>>>
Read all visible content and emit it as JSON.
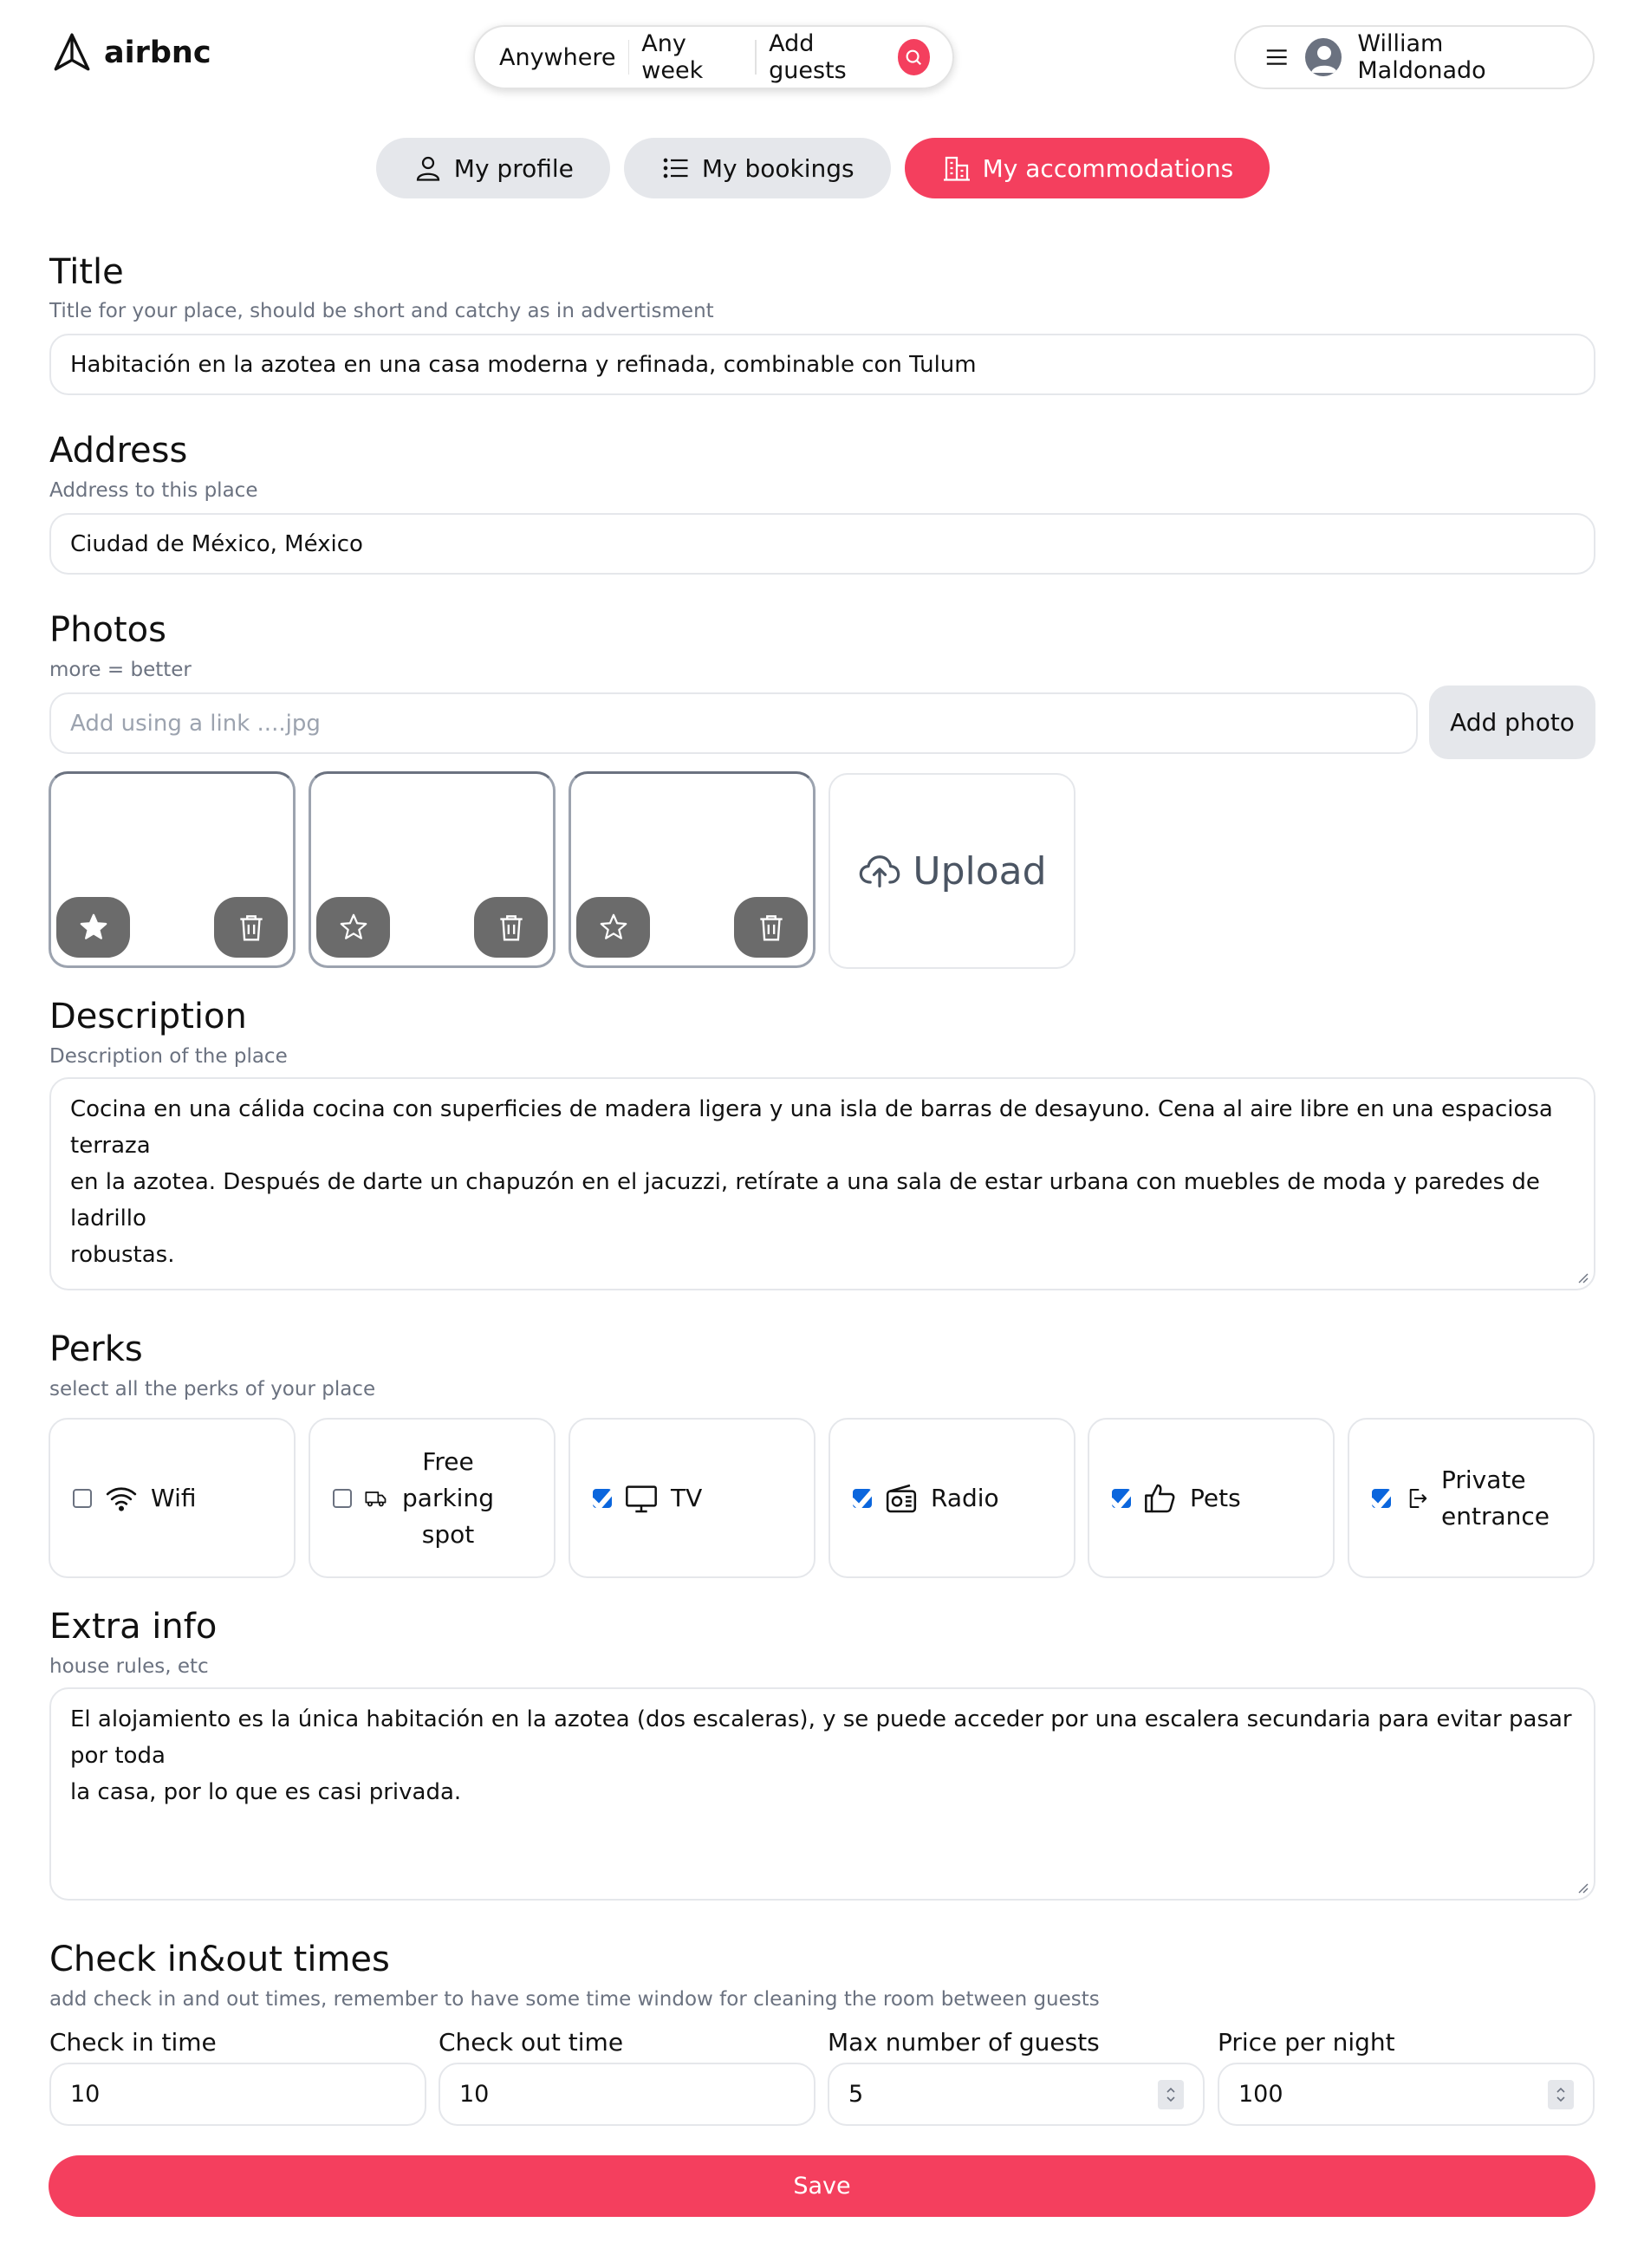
{
  "app": {
    "brand": "airbnc"
  },
  "search": {
    "anywhere": "Anywhere",
    "any_week": "Any week",
    "add_guests": "Add guests"
  },
  "user": {
    "name": "William Maldonado"
  },
  "tabs": [
    {
      "label": "My profile"
    },
    {
      "label": "My bookings"
    },
    {
      "label": "My accommodations",
      "active": true
    }
  ],
  "title_section": {
    "heading": "Title",
    "hint": "Title for your place, should be short and catchy as in advertisment",
    "value": "Habitación en la azotea en una casa moderna y refinada, combinable con Tulum"
  },
  "address_section": {
    "heading": "Address",
    "hint": "Address to this place",
    "value": "Ciudad de México, México"
  },
  "photos_section": {
    "heading": "Photos",
    "hint": "more = better",
    "link_placeholder": "Add using a link ....jpg",
    "add_button": "Add photo",
    "upload_label": "Upload",
    "photos": [
      {
        "main": true
      },
      {
        "main": false
      },
      {
        "main": false
      }
    ]
  },
  "description_section": {
    "heading": "Description",
    "hint": "Description of the place",
    "line1": "Cocina en una cálida cocina con superficies de madera ligera y una isla de barras de desayuno. Cena al aire libre en una espaciosa terraza",
    "line2": "en la azotea. Después de darte un chapuzón en el jacuzzi, retírate a una sala de estar urbana con muebles de moda y paredes de ladrillo",
    "line3": "robustas."
  },
  "perks_section": {
    "heading": "Perks",
    "hint": "select all the perks of your place",
    "perks": [
      {
        "label": "Wifi",
        "checked": false,
        "icon": "wifi-icon"
      },
      {
        "label": "Free parking spot",
        "checked": false,
        "icon": "truck-icon"
      },
      {
        "label": "TV",
        "checked": true,
        "icon": "tv-icon"
      },
      {
        "label": "Radio",
        "checked": true,
        "icon": "radio-icon"
      },
      {
        "label": "Pets",
        "checked": true,
        "icon": "thumb-up-icon"
      },
      {
        "label": "Private entrance",
        "checked": true,
        "icon": "entrance-icon"
      }
    ]
  },
  "extra_section": {
    "heading": "Extra info",
    "hint": "house rules, etc",
    "line1": "El alojamiento es la única habitación en la azotea (dos escaleras), y se puede acceder por una escalera secundaria para evitar pasar por toda",
    "line2": "la casa, por lo que es casi privada."
  },
  "checkin_section": {
    "heading": "Check in&out times",
    "hint": "add check in and out times, remember to have some time window for cleaning the room between guests",
    "check_in_label": "Check in time",
    "check_in_value": "10",
    "check_out_label": "Check out time",
    "check_out_value": "10",
    "max_guests_label": "Max number of guests",
    "max_guests_value": "5",
    "price_label": "Price per night",
    "price_value": "100"
  },
  "save_button": "Save",
  "colors": {
    "accent": "#f43f5e",
    "checkbox": "#0b66dd",
    "muted": "#6b7280",
    "border": "#e5e7eb"
  }
}
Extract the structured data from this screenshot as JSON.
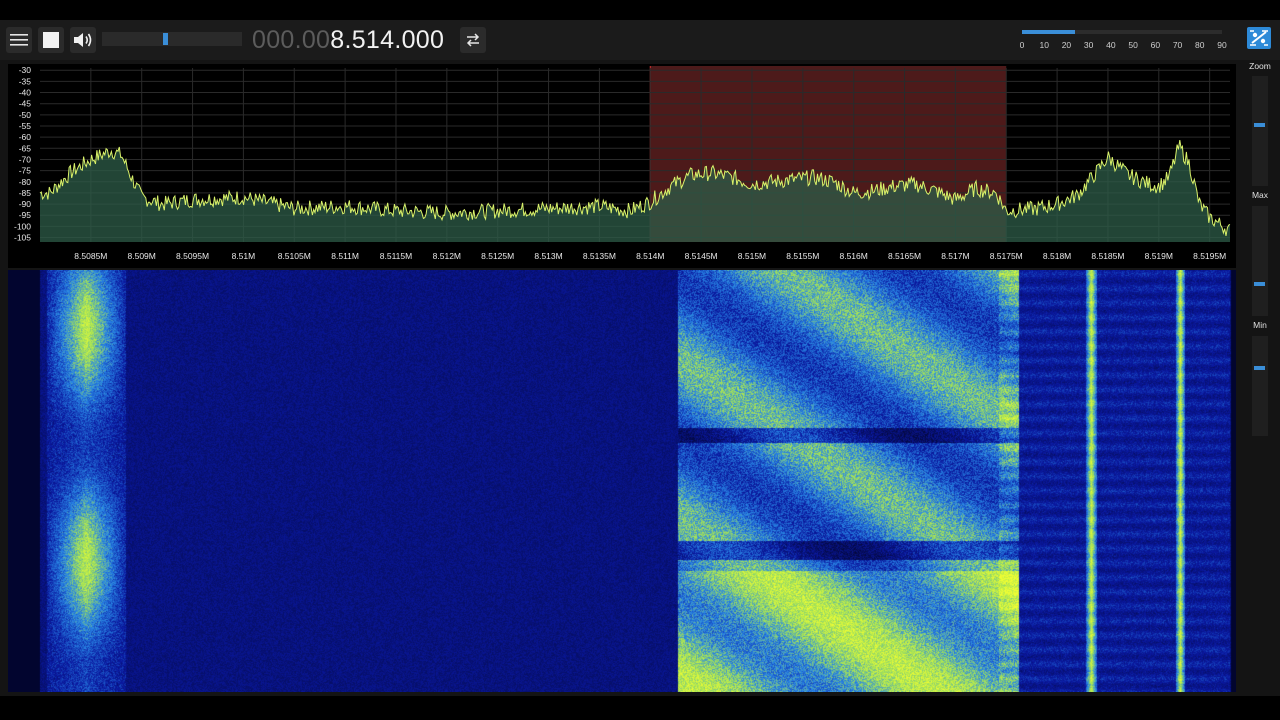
{
  "toolbar": {
    "menu_icon": "hamburger-menu-icon",
    "stop_icon": "stop-square-icon",
    "volume_icon": "speaker-volume-icon",
    "volume_level": 0.45,
    "frequency_dim": "000.00",
    "frequency_main": "8.514.000",
    "swap_icon": "swap-arrows-icon",
    "settings_icon": "settings-tune-icon"
  },
  "snr_scale": {
    "ticks": [
      "0",
      "10",
      "20",
      "30",
      "40",
      "50",
      "60",
      "70",
      "80",
      "90"
    ],
    "level": 24
  },
  "right_panel": {
    "zoom_label": "Zoom",
    "max_label": "Max",
    "min_label": "Min",
    "zoom_level": 0.85,
    "max_level": 0.45,
    "min_level": 0.8
  },
  "chart_data": {
    "type": "line",
    "title": "",
    "xlabel": "",
    "ylabel": "",
    "x_tick_labels": [
      "8.5085M",
      "8.509M",
      "8.5095M",
      "8.51M",
      "8.5105M",
      "8.511M",
      "8.5115M",
      "8.512M",
      "8.5125M",
      "8.513M",
      "8.5135M",
      "8.514M",
      "8.5145M",
      "8.515M",
      "8.5155M",
      "8.516M",
      "8.5165M",
      "8.517M",
      "8.5175M",
      "8.518M",
      "8.5185M",
      "8.519M",
      "8.5195M"
    ],
    "y_tick_labels": [
      "-30",
      "-35",
      "-40",
      "-45",
      "-50",
      "-55",
      "-60",
      "-65",
      "-70",
      "-75",
      "-80",
      "-85",
      "-90",
      "-95",
      "-100",
      "-105"
    ],
    "xlim": [
      8.508,
      8.5197
    ],
    "ylim": [
      -107,
      -29
    ],
    "grid": true,
    "passband": [
      8.514,
      8.5175
    ],
    "series": [
      {
        "x": [
          8.5081,
          8.5083,
          8.5085,
          8.5087,
          8.5088,
          8.5089,
          8.509,
          8.5092,
          8.5095,
          8.51,
          8.5105,
          8.511,
          8.5115,
          8.512,
          8.5125,
          8.513,
          8.5135,
          8.5138,
          8.514,
          8.5142,
          8.5144,
          8.5146,
          8.5148,
          8.515,
          8.5152,
          8.5154,
          8.5156,
          8.5158,
          8.516,
          8.5162,
          8.5164,
          8.5166,
          8.5168,
          8.517,
          8.5172,
          8.5174,
          8.5175,
          8.5178,
          8.518,
          8.5182,
          8.5184,
          8.5185,
          8.5187,
          8.5189,
          8.519,
          8.5191,
          8.5192,
          8.5193,
          8.5194,
          8.5195,
          8.5197
        ],
        "y": [
          -85,
          -76,
          -70,
          -66,
          -68,
          -78,
          -87,
          -90,
          -88,
          -87,
          -92,
          -91,
          -93,
          -94,
          -93,
          -92,
          -91,
          -93,
          -89,
          -82,
          -77,
          -76,
          -78,
          -81,
          -80,
          -79,
          -78,
          -80,
          -85,
          -84,
          -82,
          -81,
          -84,
          -88,
          -83,
          -85,
          -93,
          -92,
          -90,
          -86,
          -75,
          -69,
          -77,
          -81,
          -82,
          -78,
          -64,
          -72,
          -90,
          -96,
          -102
        ]
      }
    ]
  }
}
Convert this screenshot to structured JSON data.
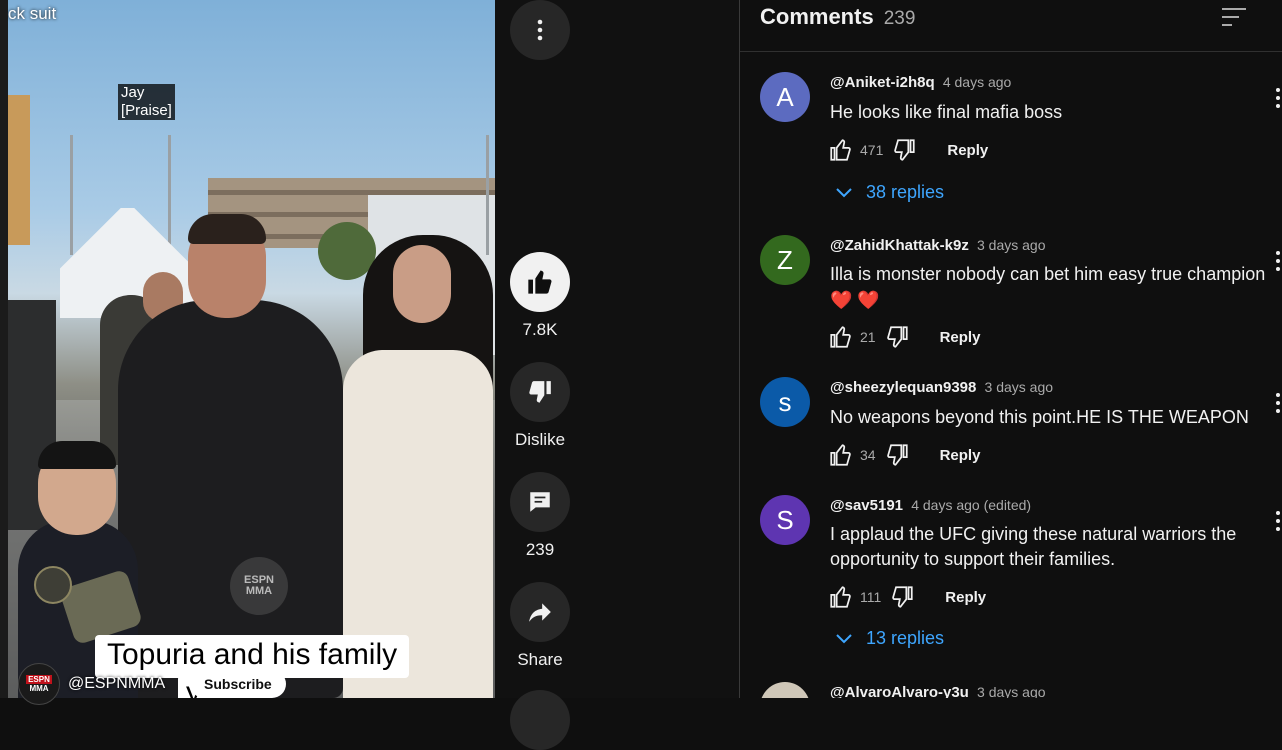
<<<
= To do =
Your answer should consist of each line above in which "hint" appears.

= Solved problem =
    "hint": "Title for your place, should be short and catchy as in advertisment",
    "hint": "Address to this place",
    "hint": "more = better",
    "hint": "Description of the place",
    "hint": "select all the perks of your place",
    "hint": "house rules, etc",
    "hint": "add check in and out times, remember to have some time window for cleaning the room between guests",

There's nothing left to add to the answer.